= WORK REQUEST =
Every line of the listing must be repeated in the answer without alteration.

= DATA SUPPLIED =
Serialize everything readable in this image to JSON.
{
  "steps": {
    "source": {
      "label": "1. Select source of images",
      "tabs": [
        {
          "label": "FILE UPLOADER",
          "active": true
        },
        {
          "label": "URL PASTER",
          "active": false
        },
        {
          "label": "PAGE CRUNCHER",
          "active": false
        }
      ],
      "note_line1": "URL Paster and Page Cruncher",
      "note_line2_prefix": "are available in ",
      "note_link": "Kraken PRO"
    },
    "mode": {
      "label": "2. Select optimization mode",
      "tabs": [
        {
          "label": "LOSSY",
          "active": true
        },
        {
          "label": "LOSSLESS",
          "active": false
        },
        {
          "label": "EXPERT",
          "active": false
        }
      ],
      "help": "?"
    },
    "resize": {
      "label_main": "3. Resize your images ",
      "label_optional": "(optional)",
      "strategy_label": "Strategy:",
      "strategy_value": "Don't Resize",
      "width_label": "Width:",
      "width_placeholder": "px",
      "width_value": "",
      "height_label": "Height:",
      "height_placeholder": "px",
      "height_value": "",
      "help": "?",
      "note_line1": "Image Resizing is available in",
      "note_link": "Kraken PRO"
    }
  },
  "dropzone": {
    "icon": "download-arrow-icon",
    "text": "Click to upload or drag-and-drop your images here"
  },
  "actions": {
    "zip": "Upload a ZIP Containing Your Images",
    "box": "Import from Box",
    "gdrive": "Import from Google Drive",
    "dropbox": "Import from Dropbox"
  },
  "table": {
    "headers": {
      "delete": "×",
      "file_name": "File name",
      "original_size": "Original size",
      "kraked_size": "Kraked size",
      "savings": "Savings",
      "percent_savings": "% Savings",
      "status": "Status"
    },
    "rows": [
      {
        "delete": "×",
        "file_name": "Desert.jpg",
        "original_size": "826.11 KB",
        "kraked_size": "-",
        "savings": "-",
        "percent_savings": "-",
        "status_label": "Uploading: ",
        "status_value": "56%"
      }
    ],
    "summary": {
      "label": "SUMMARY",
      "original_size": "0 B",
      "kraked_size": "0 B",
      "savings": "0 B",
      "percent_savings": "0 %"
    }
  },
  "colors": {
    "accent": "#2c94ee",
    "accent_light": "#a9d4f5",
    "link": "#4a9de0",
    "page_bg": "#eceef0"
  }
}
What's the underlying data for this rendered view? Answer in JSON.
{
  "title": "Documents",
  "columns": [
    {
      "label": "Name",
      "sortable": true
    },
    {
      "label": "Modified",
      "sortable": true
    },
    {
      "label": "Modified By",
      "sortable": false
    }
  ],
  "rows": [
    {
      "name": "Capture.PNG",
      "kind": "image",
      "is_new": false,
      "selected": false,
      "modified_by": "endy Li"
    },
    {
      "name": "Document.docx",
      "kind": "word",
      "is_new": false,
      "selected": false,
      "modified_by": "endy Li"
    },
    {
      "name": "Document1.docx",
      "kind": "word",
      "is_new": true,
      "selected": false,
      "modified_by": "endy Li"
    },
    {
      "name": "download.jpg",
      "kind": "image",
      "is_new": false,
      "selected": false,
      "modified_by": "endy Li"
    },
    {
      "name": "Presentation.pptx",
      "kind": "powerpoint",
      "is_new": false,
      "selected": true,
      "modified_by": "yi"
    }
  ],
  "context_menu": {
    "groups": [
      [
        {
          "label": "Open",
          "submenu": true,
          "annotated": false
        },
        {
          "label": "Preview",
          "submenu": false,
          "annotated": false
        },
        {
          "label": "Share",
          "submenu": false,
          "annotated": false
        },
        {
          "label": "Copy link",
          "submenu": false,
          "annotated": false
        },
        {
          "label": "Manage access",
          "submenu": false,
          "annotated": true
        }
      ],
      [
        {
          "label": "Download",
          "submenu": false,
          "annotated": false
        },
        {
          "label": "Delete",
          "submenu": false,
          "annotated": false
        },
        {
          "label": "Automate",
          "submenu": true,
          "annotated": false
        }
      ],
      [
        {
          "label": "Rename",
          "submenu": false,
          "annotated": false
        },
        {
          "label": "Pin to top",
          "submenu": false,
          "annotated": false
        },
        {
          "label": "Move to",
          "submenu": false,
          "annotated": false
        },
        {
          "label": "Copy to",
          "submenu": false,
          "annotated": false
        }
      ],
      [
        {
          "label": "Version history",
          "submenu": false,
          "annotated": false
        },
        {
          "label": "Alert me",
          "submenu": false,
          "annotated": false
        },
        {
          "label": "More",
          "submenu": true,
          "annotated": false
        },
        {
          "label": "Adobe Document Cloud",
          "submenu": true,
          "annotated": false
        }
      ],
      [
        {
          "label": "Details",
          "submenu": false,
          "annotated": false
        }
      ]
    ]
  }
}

= RESULT BELOW =
Serialize everything readable in this image to JSON.
{
  "steps": {
    "source": {
      "label": "1. Select source of images",
      "tabs": [
        {
          "label": "FILE UPLOADER",
          "active": true
        },
        {
          "label": "URL PASTER",
          "active": false
        },
        {
          "label": "PAGE CRUNCHER",
          "active": false
        }
      ],
      "note_line1": "URL Paster and Page Cruncher",
      "note_line2_prefix": "are available in ",
      "note_link": "Kraken PRO"
    },
    "mode": {
      "label": "2. Select optimization mode",
      "tabs": [
        {
          "label": "LOSSY",
          "active": true
        },
        {
          "label": "LOSSLESS",
          "active": false
        },
        {
          "label": "EXPERT",
          "active": false
        }
      ],
      "help": "?"
    },
    "resize": {
      "label_main": "3. Resize your images ",
      "label_optional": "(optional)",
      "strategy_label": "Strategy:",
      "strategy_value": "Don't Resize",
      "width_label": "Width:",
      "width_placeholder": "px",
      "width_value": "",
      "height_label": "Height:",
      "height_placeholder": "px",
      "height_value": "",
      "help": "?",
      "note_line1": "Image Resizing is available in",
      "note_link": "Kraken PRO"
    }
  },
  "dropzone": {
    "icon": "download-arrow-icon",
    "text": "Click to upload or drag-and-drop your images here"
  },
  "actions": {
    "zip": "Upload a ZIP Containing Your Images",
    "box": "Import from Box",
    "gdrive": "Import from Google Drive",
    "dropbox": "Import from Dropbox"
  },
  "table": {
    "headers": {
      "delete": "×",
      "file_name": "File name",
      "original_size": "Original size",
      "kraked_size": "Kraked size",
      "savings": "Savings",
      "percent_savings": "% Savings",
      "status": "Status"
    },
    "rows": [
      {
        "delete": "×",
        "file_name": "Desert.jpg",
        "original_size": "826.11 KB",
        "kraked_size": "-",
        "savings": "-",
        "percent_savings": "-",
        "status_label": "Uploading: ",
        "status_value": "56%"
      }
    ],
    "summary": {
      "label": "SUMMARY",
      "original_size": "0 B",
      "kraked_size": "0 B",
      "savings": "0 B",
      "percent_savings": "0 %"
    }
  },
  "colors": {
    "accent": "#2c94ee",
    "accent_light": "#a9d4f5",
    "link": "#4a9de0",
    "page_bg": "#eceef0"
  }
}
What's the underlying data for this rendered view? Answer in JSON.
{
  "title": "Documents",
  "columns": [
    {
      "label": "Name",
      "sortable": true
    },
    {
      "label": "Modified",
      "sortable": true
    },
    {
      "label": "Modified By",
      "sortable": false
    }
  ],
  "rows": [
    {
      "name": "Capture.PNG",
      "kind": "image",
      "is_new": false,
      "selected": false,
      "modified_by": "endy Li"
    },
    {
      "name": "Document.docx",
      "kind": "word",
      "is_new": false,
      "selected": false,
      "modified_by": "endy Li"
    },
    {
      "name": "Document1.docx",
      "kind": "word",
      "is_new": true,
      "selected": false,
      "modified_by": "endy Li"
    },
    {
      "name": "download.jpg",
      "kind": "image",
      "is_new": false,
      "selected": false,
      "modified_by": "endy Li"
    },
    {
      "name": "Presentation.pptx",
      "kind": "powerpoint",
      "is_new": false,
      "selected": true,
      "modified_by": "yi"
    }
  ],
  "context_menu": {
    "groups": [
      [
        {
          "label": "Open",
          "submenu": true,
          "annotated": false
        },
        {
          "label": "Preview",
          "submenu": false,
          "annotated": false
        },
        {
          "label": "Share",
          "submenu": false,
          "annotated": false
        },
        {
          "label": "Copy link",
          "submenu": false,
          "annotated": false
        },
        {
          "label": "Manage access",
          "submenu": false,
          "annotated": true
        }
      ],
      [
        {
          "label": "Download",
          "submenu": false,
          "annotated": false
        },
        {
          "label": "Delete",
          "submenu": false,
          "annotated": false
        },
        {
          "label": "Automate",
          "submenu": true,
          "annotated": false
        }
      ],
      [
        {
          "label": "Rename",
          "submenu": false,
          "annotated": false
        },
        {
          "label": "Pin to top",
          "submenu": false,
          "annotated": false
        },
        {
          "label": "Move to",
          "submenu": false,
          "annotated": false
        },
        {
          "label": "Copy to",
          "submenu": false,
          "annotated": false
        }
      ],
      [
        {
          "label": "Version history",
          "submenu": false,
          "annotated": false
        },
        {
          "label": "Alert me",
          "submenu": false,
          "annotated": false
        },
        {
          "label": "More",
          "submenu": true,
          "annotated": false
        },
        {
          "label": "Adobe Document Cloud",
          "submenu": true,
          "annotated": false
        }
      ],
      [
        {
          "label": "Details",
          "submenu": false,
          "annotated": false
        }
      ]
    ]
  }
}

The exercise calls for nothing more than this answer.